Red Acres to be featured on MPT series Tuesday
- By DANIEL DIVILIO and RICHARD POLK firstname.lastname@example.org email@example.com
WORTON — Among the agricultural producers to be featured on the season premiere of MPT’s “Maryland Farm & Harvest” series Tuesday night is Red Acres Farm in Worton.
The episode will air at 7 p.m.on MPT-HD. It will be rebroadcast at 11:30 p.m. Thursday, Nov. 16 and at 6 a.m. Sunday, Nov. 19. And additional showing will be on MPT2 at 7:30 p.m. Friday, Nov. 17.
“Each week, Maryland Farm & Harvest takes viewers on a journey across the state, telling stories about the farms, people, and technology required to sustain and grow Maryland’s number one industry: agriculture. Over the past year, MPT’s production team has filmed stories at more than four dozen farms in preparation for the new season. Maryland’s rich agricultural heritage, the importance of bees, and growing crops in the face of changing weather patterns are among themes covered in depth during upcoming episodes,” state a news release about the upcoming season from the Maryland Department of Agriculture.
Red Acres Farm has been in Bryan Williams’ family since the 1880s. He said his great-grandparents raised turkeys that were shipped all over the country. The farm also was a dairy and vegetable operation.
Now, Williams grows grain, hay and straw, as well as hydroponic salad greens. He launched the hydroponic operation two years ago in an effort he said to keep a family farm going through diversifying operations.
Red Acres lettuce can be found in a number of Kent County restaurants and stores. Williams also has customers in Talbot and Caroline counties and across the state line in Delaware. He hopes to see the operation continue to grow.
“We’re looking to expand a little bit and keep our customers happy,” he said.
Williams said MPT first came calling during production of last year’s season, but the schedule filled up before he could could get a slot on the lineup. He said producers contacted him again in February and scheduled a trip out to the farm for June.
The producers were hoping to visit Red Acres Farm while Williams was harvesting hay and straw, he said. He said the weather makes that sort of scheduling uncertain, but in mid-June, producers were at the farm with cameras rolling.
“They were here all day,” he said. “Mother nature cooperated and it all worked out.”

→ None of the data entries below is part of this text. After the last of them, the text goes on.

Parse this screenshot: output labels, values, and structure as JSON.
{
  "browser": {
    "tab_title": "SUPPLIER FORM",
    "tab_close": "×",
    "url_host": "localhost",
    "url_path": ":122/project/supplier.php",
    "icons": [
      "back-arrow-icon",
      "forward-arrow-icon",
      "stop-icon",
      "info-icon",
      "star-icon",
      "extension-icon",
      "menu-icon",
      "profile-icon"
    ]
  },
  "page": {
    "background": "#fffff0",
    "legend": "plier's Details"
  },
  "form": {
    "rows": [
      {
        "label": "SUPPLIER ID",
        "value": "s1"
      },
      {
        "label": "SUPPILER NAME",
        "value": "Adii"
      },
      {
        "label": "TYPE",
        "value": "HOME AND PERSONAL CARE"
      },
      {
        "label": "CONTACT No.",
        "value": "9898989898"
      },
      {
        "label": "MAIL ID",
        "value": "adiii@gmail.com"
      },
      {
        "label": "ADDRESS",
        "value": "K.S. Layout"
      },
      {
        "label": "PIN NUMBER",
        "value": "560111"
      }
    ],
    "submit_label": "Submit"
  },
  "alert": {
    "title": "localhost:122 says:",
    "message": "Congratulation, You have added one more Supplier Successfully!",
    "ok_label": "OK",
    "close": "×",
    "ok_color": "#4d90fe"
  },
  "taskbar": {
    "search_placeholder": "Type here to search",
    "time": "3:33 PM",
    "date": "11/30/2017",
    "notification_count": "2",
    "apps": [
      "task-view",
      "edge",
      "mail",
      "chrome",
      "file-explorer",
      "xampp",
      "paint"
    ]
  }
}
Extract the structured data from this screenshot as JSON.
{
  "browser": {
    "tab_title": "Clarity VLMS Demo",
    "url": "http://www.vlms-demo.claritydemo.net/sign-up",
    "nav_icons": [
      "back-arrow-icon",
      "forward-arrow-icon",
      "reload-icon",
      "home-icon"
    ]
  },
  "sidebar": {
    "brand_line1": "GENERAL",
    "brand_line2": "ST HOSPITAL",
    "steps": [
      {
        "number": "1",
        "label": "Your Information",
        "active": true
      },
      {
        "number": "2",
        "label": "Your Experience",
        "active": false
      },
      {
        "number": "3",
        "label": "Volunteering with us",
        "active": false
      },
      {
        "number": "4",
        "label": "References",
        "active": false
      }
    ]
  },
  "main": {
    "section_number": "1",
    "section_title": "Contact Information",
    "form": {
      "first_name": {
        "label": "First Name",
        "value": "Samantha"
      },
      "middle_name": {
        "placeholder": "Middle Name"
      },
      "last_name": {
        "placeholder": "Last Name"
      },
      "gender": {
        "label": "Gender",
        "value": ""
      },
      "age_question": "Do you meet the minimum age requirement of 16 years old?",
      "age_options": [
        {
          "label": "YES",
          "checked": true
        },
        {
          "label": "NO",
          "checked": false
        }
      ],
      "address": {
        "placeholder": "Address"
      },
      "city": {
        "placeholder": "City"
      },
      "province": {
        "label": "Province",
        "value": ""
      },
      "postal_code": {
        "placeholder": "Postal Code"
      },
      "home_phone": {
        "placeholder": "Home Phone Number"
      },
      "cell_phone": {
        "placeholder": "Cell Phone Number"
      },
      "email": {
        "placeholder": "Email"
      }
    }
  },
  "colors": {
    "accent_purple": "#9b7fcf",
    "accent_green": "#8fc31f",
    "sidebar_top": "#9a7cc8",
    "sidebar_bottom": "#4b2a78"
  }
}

Also featured in the season premiere is another Mid-Shore operation, Nature’s Garlic Farm in Easton.
During the episode’s “The Local Buy” segment, host Al Spoler introduces viewers to gourmet hardneck garlic and shares how farmer Jim Reinhardt grows and harvests his garlic.
Reinhardt is a great proponent of eating garlic. He eats raw garlic every day. His favorite method is to smash the bulb and then chop it. Some like to slice the bulb which results in a sweeter taste.
“When you smash them, you get a more robust garlic flavor,” he said.
Reinhard started growing garlic in 1999 for personal use. He would give some to family and friends. For farming, most of his farming efforts were in corn, soybean and wheat. In 2014 he went commercial with garlic. He had learned much about the growing of garlic from his own efforts and attending some day classes at Cornell University in New York.
He has about 12 acres under development on his farm on the edge of Easton.
During the past year, MPT’s production team filmed stories at more than four dozen farms in preparation for the new season, according to the release. Joanne Clendining, who earned an Emmy from the National Capital Chesapeake Bay Chapter of the National Academy of Television Arts and Sciences for her work as “Maryland Farm & Harvest” host, is back for the fifth season. Spoler, who hosts “The Local Buy” segments, is co-host of WYPR’s “Cellar Notes” and “Radio Kitchen.”
The MDA is MPT’s co-production partner for Maryland Farm & Harvest.
“Agriculture is Maryland’s largest commercial industry, contributing more than $17 billion in revenue each year. As of 2016 approximately 350,000 Marylanders are employed in some aspect of agriculture. The state has 12,300 farms accounting for approximately two million acres, with nearly 6,000 full-time farmers,” the MDA release states.
More information about the series is available at mpt.org/farm. Join the conversation on social media with the hashtag #MDFarmHavestFans.